So don’t get into a twist over some random idea/rumor that Ohio State and Michigan might be targeted for expansion, and don’t think that the conference with the broadest reach, largest alumni base, top overall academic profile and best home TV network going will just sit around and let the SEC become the dominant college sports nuclear power – unless it feels like it doesn’t have to do anything.
So if you’re commissioner Kevin Warren, what should your meetings be this week?

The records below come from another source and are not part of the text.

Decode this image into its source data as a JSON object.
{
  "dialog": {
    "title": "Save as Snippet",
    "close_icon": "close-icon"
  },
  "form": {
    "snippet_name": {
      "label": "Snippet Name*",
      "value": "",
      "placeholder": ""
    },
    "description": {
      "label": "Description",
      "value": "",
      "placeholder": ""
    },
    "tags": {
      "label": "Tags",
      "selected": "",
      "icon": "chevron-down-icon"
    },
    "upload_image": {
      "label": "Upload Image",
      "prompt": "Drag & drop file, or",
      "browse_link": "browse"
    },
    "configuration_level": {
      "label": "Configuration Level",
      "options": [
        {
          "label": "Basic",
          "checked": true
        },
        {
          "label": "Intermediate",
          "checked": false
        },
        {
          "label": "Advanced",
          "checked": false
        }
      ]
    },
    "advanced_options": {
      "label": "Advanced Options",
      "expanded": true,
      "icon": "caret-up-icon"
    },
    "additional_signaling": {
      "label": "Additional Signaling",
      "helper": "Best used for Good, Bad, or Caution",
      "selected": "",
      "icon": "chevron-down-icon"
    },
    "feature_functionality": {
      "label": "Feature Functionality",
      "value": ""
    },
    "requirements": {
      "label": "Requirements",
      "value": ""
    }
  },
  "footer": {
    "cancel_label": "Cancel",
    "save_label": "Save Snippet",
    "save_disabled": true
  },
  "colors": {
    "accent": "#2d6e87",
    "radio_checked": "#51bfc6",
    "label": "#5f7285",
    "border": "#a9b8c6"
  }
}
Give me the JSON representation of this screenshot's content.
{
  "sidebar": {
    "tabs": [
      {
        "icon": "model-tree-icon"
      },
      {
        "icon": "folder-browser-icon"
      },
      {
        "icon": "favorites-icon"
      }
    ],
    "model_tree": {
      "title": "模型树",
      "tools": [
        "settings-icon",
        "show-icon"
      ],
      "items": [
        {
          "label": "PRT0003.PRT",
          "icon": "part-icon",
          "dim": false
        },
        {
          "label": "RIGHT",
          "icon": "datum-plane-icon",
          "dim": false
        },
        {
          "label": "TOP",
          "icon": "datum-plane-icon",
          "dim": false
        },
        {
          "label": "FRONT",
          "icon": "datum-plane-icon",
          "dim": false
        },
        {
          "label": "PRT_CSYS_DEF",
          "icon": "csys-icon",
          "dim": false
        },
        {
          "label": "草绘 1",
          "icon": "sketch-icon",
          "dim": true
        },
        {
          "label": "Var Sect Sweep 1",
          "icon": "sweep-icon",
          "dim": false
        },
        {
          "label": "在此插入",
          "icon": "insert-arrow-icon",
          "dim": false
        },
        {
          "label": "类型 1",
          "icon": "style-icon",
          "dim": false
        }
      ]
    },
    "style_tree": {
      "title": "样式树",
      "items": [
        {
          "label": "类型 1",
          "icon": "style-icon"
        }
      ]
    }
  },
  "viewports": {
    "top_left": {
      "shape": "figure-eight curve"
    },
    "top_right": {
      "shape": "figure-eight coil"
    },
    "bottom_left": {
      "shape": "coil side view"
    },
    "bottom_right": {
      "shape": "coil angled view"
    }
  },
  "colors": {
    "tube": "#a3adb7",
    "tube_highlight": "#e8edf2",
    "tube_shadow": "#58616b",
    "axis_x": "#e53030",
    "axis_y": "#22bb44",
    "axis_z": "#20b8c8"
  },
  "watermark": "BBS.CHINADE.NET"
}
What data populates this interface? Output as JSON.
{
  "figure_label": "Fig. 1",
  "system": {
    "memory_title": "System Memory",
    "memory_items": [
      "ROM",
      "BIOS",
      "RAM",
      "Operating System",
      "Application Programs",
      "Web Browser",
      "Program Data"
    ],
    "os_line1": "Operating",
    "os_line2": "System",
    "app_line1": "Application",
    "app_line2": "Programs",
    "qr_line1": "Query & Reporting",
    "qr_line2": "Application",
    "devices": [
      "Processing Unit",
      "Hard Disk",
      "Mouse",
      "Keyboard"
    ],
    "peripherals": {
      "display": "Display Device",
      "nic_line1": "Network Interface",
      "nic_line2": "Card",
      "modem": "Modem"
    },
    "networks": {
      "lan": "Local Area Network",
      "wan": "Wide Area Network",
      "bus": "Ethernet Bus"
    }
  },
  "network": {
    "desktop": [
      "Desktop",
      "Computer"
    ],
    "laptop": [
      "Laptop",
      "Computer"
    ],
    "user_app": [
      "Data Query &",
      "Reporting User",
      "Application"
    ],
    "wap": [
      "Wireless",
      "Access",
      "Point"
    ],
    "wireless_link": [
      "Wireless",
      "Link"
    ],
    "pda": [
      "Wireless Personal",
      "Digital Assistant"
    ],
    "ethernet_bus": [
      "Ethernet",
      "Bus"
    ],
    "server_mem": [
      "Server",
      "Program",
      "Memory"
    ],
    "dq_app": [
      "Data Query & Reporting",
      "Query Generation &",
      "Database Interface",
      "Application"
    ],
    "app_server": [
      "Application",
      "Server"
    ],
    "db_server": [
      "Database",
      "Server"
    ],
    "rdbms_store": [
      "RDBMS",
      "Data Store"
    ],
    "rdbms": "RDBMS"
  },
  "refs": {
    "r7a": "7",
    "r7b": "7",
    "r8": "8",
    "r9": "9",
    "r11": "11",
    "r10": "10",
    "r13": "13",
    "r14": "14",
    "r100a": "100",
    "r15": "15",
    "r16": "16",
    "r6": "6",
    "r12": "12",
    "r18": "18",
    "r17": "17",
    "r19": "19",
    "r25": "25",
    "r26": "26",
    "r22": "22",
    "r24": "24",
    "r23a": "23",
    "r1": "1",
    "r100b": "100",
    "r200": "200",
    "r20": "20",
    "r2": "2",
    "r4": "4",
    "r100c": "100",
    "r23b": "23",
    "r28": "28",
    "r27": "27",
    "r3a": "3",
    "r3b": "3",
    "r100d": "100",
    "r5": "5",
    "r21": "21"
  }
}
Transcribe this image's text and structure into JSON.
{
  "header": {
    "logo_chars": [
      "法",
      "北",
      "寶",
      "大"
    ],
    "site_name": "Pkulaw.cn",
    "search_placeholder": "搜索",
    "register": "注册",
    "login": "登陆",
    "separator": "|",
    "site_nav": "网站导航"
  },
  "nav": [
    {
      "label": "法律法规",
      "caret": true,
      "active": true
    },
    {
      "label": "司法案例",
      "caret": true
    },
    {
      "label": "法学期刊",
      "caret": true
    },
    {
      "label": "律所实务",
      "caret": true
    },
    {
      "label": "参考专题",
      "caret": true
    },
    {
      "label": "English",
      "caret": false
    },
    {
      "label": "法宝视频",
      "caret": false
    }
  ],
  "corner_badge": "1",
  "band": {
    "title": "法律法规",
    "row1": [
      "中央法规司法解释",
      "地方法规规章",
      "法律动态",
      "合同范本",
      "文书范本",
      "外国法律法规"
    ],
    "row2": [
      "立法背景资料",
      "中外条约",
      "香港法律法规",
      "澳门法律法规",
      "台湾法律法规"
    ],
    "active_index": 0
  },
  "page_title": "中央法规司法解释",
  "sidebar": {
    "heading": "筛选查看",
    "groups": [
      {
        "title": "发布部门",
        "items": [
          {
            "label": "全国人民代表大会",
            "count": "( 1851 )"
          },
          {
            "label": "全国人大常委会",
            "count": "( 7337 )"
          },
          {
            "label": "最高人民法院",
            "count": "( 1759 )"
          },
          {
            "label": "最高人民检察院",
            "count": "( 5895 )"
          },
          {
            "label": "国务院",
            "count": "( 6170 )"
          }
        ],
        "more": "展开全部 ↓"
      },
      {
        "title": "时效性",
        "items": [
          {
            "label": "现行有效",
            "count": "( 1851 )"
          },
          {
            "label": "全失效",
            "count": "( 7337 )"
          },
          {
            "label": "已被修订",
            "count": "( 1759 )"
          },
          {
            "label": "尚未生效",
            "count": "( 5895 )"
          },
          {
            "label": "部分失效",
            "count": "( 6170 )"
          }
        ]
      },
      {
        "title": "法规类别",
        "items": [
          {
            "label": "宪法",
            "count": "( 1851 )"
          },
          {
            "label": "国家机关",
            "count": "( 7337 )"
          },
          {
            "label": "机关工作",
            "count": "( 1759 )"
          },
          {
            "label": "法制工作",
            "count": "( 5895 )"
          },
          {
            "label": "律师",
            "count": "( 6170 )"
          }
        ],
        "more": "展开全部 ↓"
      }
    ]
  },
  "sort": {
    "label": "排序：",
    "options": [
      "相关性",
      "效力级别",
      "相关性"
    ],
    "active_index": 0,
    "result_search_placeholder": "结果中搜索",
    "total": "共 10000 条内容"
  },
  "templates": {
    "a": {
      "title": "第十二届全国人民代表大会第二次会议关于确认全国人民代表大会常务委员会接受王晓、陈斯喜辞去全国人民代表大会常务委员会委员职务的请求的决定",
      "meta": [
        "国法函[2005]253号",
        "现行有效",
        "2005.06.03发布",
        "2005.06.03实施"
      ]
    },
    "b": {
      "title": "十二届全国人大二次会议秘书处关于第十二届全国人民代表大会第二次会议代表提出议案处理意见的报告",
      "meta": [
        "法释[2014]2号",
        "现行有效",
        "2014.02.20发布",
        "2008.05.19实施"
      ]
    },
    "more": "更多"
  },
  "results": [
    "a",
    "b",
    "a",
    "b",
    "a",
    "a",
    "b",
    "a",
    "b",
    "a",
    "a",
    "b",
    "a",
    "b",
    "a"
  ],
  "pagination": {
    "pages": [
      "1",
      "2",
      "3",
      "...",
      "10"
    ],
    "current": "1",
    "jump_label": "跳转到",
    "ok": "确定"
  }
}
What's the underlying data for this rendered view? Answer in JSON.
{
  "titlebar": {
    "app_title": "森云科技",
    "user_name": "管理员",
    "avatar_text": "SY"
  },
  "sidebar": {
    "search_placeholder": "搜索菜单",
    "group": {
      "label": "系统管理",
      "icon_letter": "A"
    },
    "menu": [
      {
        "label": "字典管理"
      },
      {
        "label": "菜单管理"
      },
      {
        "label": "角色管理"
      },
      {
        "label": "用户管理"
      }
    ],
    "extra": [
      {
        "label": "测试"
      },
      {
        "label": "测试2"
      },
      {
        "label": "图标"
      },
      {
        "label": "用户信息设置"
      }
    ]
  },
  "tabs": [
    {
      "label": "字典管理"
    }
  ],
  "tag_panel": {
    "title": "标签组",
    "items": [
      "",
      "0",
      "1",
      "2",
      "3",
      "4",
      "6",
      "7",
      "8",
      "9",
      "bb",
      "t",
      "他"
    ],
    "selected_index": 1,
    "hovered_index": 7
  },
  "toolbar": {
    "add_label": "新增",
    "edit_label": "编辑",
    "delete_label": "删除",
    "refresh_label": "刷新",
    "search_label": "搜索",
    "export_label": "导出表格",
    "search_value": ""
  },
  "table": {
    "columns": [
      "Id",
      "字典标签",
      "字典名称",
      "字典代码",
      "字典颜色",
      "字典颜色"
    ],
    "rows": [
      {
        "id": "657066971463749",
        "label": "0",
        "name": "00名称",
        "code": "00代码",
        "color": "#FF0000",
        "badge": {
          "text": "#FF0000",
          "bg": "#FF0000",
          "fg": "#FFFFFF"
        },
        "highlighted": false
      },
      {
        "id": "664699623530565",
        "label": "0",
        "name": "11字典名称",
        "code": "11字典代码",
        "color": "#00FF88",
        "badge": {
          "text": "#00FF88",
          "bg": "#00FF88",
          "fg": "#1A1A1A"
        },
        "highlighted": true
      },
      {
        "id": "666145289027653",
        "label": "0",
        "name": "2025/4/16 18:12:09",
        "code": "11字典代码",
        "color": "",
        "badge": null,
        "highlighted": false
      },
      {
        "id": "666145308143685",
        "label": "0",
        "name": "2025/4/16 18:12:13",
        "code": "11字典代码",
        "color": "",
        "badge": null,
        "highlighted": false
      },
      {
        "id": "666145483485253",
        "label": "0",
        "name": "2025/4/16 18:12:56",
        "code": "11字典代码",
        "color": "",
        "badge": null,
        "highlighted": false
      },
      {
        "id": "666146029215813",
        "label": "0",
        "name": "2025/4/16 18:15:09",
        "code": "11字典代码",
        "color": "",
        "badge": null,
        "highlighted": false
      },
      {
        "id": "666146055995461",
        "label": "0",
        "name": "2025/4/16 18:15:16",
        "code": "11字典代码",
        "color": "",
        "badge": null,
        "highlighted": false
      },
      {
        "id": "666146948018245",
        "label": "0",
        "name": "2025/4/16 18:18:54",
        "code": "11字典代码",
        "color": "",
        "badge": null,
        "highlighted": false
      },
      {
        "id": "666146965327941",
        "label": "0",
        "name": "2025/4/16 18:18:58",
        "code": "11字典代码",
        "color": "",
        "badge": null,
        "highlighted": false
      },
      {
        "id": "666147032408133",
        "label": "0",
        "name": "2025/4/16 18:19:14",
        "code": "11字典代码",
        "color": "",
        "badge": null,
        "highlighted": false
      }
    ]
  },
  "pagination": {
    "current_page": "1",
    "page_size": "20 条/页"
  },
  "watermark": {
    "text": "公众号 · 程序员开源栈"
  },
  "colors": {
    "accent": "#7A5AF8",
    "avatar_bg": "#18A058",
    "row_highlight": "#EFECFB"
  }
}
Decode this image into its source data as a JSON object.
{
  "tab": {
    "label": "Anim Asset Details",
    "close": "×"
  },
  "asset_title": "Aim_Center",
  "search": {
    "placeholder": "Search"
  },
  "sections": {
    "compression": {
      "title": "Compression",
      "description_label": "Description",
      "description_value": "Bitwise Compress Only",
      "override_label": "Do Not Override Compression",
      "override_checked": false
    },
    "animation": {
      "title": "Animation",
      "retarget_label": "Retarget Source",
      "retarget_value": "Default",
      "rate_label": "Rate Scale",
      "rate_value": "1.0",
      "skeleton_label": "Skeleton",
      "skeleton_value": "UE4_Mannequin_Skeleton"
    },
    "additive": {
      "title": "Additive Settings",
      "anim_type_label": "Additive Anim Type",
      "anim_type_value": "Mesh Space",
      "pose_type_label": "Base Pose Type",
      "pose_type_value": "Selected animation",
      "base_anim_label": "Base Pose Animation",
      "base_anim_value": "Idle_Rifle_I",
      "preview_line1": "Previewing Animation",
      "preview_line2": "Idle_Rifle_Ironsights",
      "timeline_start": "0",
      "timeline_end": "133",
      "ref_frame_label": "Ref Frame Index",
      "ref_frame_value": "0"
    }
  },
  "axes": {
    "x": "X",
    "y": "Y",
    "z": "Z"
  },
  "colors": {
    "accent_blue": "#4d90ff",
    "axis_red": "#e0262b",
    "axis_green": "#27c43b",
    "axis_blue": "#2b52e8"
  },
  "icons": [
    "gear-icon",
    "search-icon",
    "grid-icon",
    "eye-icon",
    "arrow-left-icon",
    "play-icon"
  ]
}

What should be the counter-move considering what’s happening with Texas and Oklahoma?
Start here – the Big Ten doesn’t play around with Little Brother.
When it expands, it goes for the school in a state, like the University of Maryland, the University of Nebraska, Penn State, Rutgers – which might as well be the University of New Jersey.
Also, it’s almost certainly not going expand just to expand.
Pitt and Iowa State might make sense in a whole lot of ways, but the Big Ten already has Penn State and the University of Iowa – the global reach doesn’t get bigger with the Panthers and Cyclones.
There’s another big factor. If the Big Ten is going to expand, it’s only interested in schools from The Association of American Universities. That means no Notre Dame, no Oklahoma, no Syracuse or Boston College, and no Clemson.
Okay, so the AAU thing wouldn’t be a barrier if Notre Dame is on the table, but it’s still a factor for almost everyone else.
So let me plan out what Warren and the Big Ten’s agenda should be when it comes to floating out expansion trial balloons, because no one does that better than the Big Ten. Let’s start with …
Hey Texas … what’s up?
(I don’t think that has any chance of happening at this point, but … )
Make your pitch, Big Ten.
Yeah, the Big Ten and Texas did the expansion talk dance a decade ago, but things have changed. Texas is the richest athletic department going, but the Longhorn Network has been just okay while the Big Ten Network has created the infrastructure to get much, much bigger in the expanded streaming world.
Whatever the SEC is offering, the Big Ten has the potential and ability to come strong to the table with its markets, academics, sheer size, and stability. There’s no need to break the bank or do anything to make the Ohio States and Michigans of the conference mad, but Texas is a better overall fit for the Big Ten – at least academically – than it is for the SEC.
Don’t assume that Texas and Oklahoma are 100% tied at the hip.